= EXERCISE AIM =
Take the line with "Enumerate this screenshot's" and every line after it in the entries below, and set them down exactly, without any pictures.

------------------------------------

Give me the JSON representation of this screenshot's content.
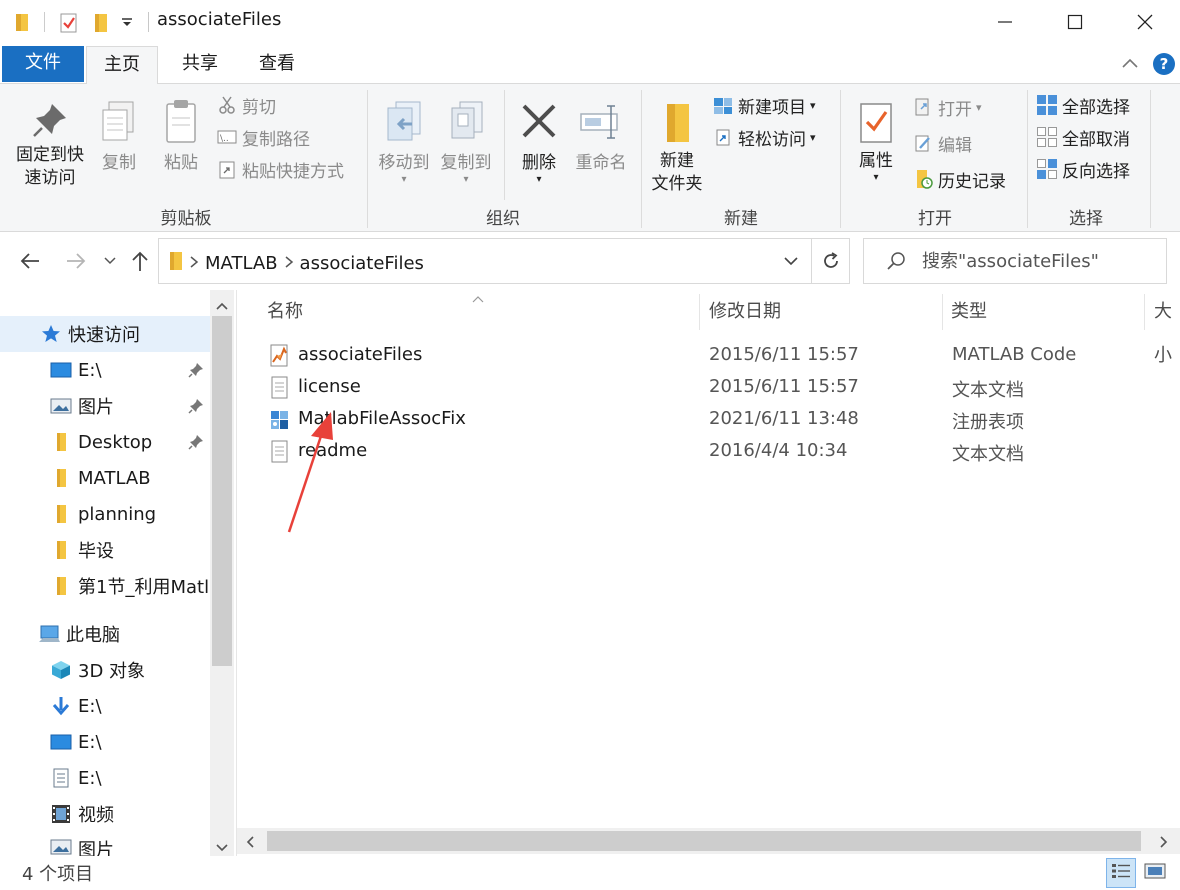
{
  "window": {
    "title": "associateFiles",
    "minimize_glyph": "—",
    "maximize_glyph": "☐",
    "close_glyph": "✕"
  },
  "ribbon_tabs": {
    "file": "文件",
    "home": "主页",
    "share": "共享",
    "view": "查看"
  },
  "ribbon": {
    "clipboard": {
      "label": "剪贴板",
      "pin_quick_line1": "固定到快",
      "pin_quick_line2": "速访问",
      "copy": "复制",
      "paste": "粘贴",
      "cut": "剪切",
      "copy_path": "复制路径",
      "paste_shortcut": "粘贴快捷方式"
    },
    "organize": {
      "label": "组织",
      "move_to": "移动到",
      "copy_to": "复制到",
      "delete": "删除",
      "rename": "重命名"
    },
    "new": {
      "label": "新建",
      "new_folder_line1": "新建",
      "new_folder_line2": "文件夹",
      "new_item": "新建项目",
      "easy_access": "轻松访问"
    },
    "open": {
      "label": "打开",
      "properties": "属性",
      "open": "打开",
      "edit": "编辑",
      "history": "历史记录"
    },
    "select": {
      "label": "选择",
      "select_all": "全部选择",
      "select_none": "全部取消",
      "invert": "反向选择"
    }
  },
  "address": {
    "crumbs": [
      "MATLAB",
      "associateFiles"
    ],
    "search_placeholder": "搜索\"associateFiles\""
  },
  "sidebar": {
    "quick_access": "快速访问",
    "quick_items": [
      {
        "label": "E:\\",
        "pinned": true
      },
      {
        "label": "图片",
        "pinned": true
      },
      {
        "label": "Desktop",
        "pinned": true
      },
      {
        "label": "MATLAB",
        "pinned": false
      },
      {
        "label": "planning",
        "pinned": false
      },
      {
        "label": "毕设",
        "pinned": false
      },
      {
        "label": "第1节_利用Matl",
        "pinned": false
      }
    ],
    "this_pc": "此电脑",
    "pc_items": [
      {
        "label": "3D 对象"
      },
      {
        "label": "E:\\"
      },
      {
        "label": "E:\\"
      },
      {
        "label": "E:\\"
      },
      {
        "label": "视频"
      },
      {
        "label": "图片"
      }
    ]
  },
  "columns": {
    "name": "名称",
    "date": "修改日期",
    "type": "类型",
    "size": "大小"
  },
  "files": [
    {
      "name": "associateFiles",
      "date": "2015/6/11 15:57",
      "type": "MATLAB Code",
      "icon": "matlab-file-icon"
    },
    {
      "name": "license",
      "date": "2015/6/11 15:57",
      "type": "文本文档",
      "icon": "text-file-icon"
    },
    {
      "name": "MatlabFileAssocFix",
      "date": "2021/6/11 13:48",
      "type": "注册表项",
      "icon": "registry-file-icon"
    },
    {
      "name": "readme",
      "date": "2016/4/4 10:34",
      "type": "文本文档",
      "icon": "text-file-icon"
    }
  ],
  "status": {
    "item_count": "4 个项目"
  },
  "colors": {
    "accent": "#1a6fc2",
    "annotation_arrow": "#e8413a",
    "folder": "#f4c542"
  }
}
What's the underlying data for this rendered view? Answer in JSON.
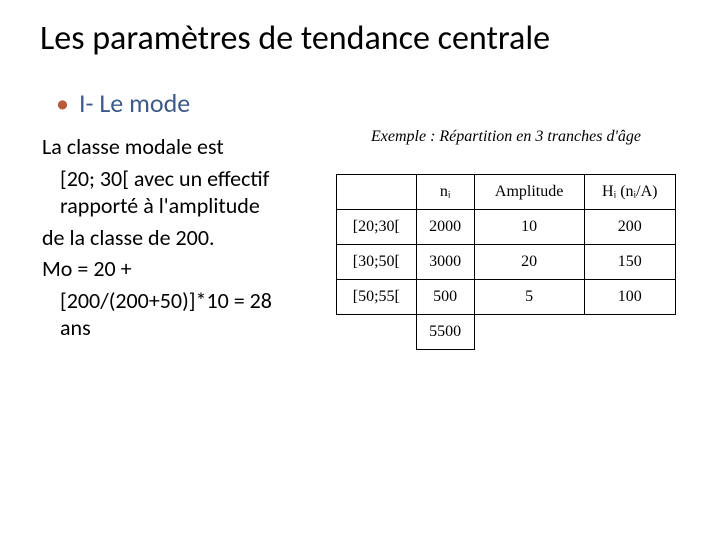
{
  "title": "Les paramètres de tendance centrale",
  "bullet": "I- Le mode",
  "body": {
    "p1a": "La classe modale est",
    "p1b": "[20; 30[ avec un effectif rapporté à l'amplitude",
    "p2": "de la classe de 200.",
    "p3a": "Mo = 20 +",
    "p3b": "[200/(200+50)]*10 = 28 ans"
  },
  "caption": "Exemple : Répartition en 3 tranches d'âge",
  "chart_data": {
    "type": "table",
    "headers": [
      "",
      "nᵢ",
      "Amplitude",
      "Hᵢ (nᵢ/A)"
    ],
    "rows": [
      [
        "[20;30[",
        "2000",
        "10",
        "200"
      ],
      [
        "[30;50[",
        "3000",
        "20",
        "150"
      ],
      [
        "[50;55[",
        "500",
        "5",
        "100"
      ]
    ],
    "total": [
      "",
      "5500",
      "",
      ""
    ]
  }
}
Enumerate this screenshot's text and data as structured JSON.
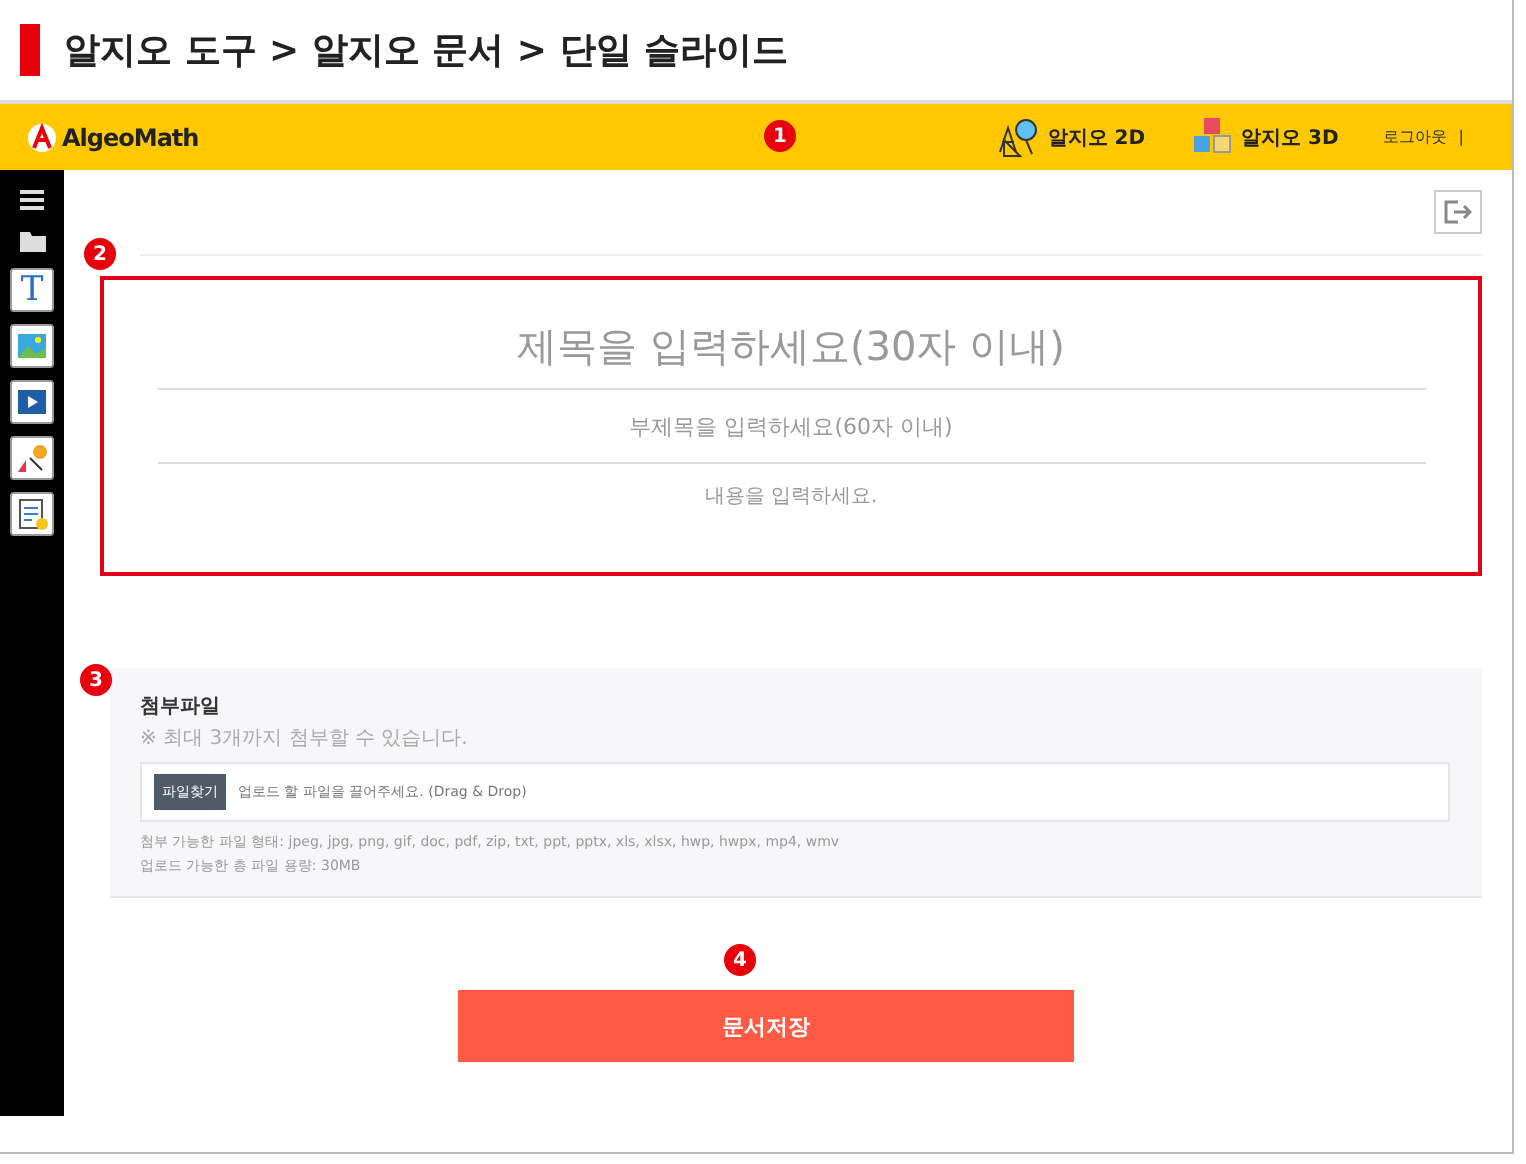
{
  "title": "알지오 도구 > 알지오 문서 > 단일 슬라이드",
  "header": {
    "logo": "AlgeoMath",
    "links": [
      {
        "label": "알지오 2D",
        "kind": "planar"
      },
      {
        "label": "알지오 3D",
        "kind": "spatial"
      }
    ],
    "logout": "로그아웃",
    "divider": "|"
  },
  "markers": [
    "1",
    "2",
    "3",
    "4"
  ],
  "sidebar": {
    "text_tool": "T"
  },
  "editor": {
    "title_placeholder": "제목을 입력하세요(30자 이내)",
    "subtitle_placeholder": "부제목을 입력하세요(60자 이내)",
    "content_placeholder": "내용을 입력하세요.",
    "highlighted": true
  },
  "attachment": {
    "heading": "첨부파일",
    "note": "※ 최대 3개까지 첨부할 수 있습니다.",
    "button": "파일찾기",
    "placeholder": "업로드 할 파일을 끌어주세요. (Drag & Drop)",
    "types": "첨부 가능한 파일 형태: jpeg, jpg, png, gif, doc, pdf, zip, txt, ppt, pptx, xls, xlsx, hwp, hwpx, mp4, wmv",
    "limit": "업로드 가능한 총 파일 용량: 30MB"
  },
  "save_button": "문서저장"
}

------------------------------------

= TASK ANSWER =
Enumerate this screenshot's text and data as structured JSON.
{
  "title": "알지오 도구 > 알지오 문서 > 단일 슬라이드",
  "header": {
    "logo": "AlgeoMath",
    "links": [
      {
        "label": "알지오 2D",
        "kind": "planar"
      },
      {
        "label": "알지오 3D",
        "kind": "spatial"
      }
    ],
    "logout": "로그아웃",
    "divider": "|"
  },
  "markers": [
    "1",
    "2",
    "3",
    "4"
  ],
  "sidebar": {
    "text_tool": "T"
  },
  "editor": {
    "title_placeholder": "제목을 입력하세요(30자 이내)",
    "subtitle_placeholder": "부제목을 입력하세요(60자 이내)",
    "content_placeholder": "내용을 입력하세요.",
    "highlighted": true
  },
  "attachment": {
    "heading": "첨부파일",
    "note": "※ 최대 3개까지 첨부할 수 있습니다.",
    "button": "파일찾기",
    "placeholder": "업로드 할 파일을 끌어주세요. (Drag & Drop)",
    "types": "첨부 가능한 파일 형태: jpeg, jpg, png, gif, doc, pdf, zip, txt, ppt, pptx, xls, xlsx, hwp, hwpx, mp4, wmv",
    "limit": "업로드 가능한 총 파일 용량: 30MB"
  },
  "save_button": "문서저장"
}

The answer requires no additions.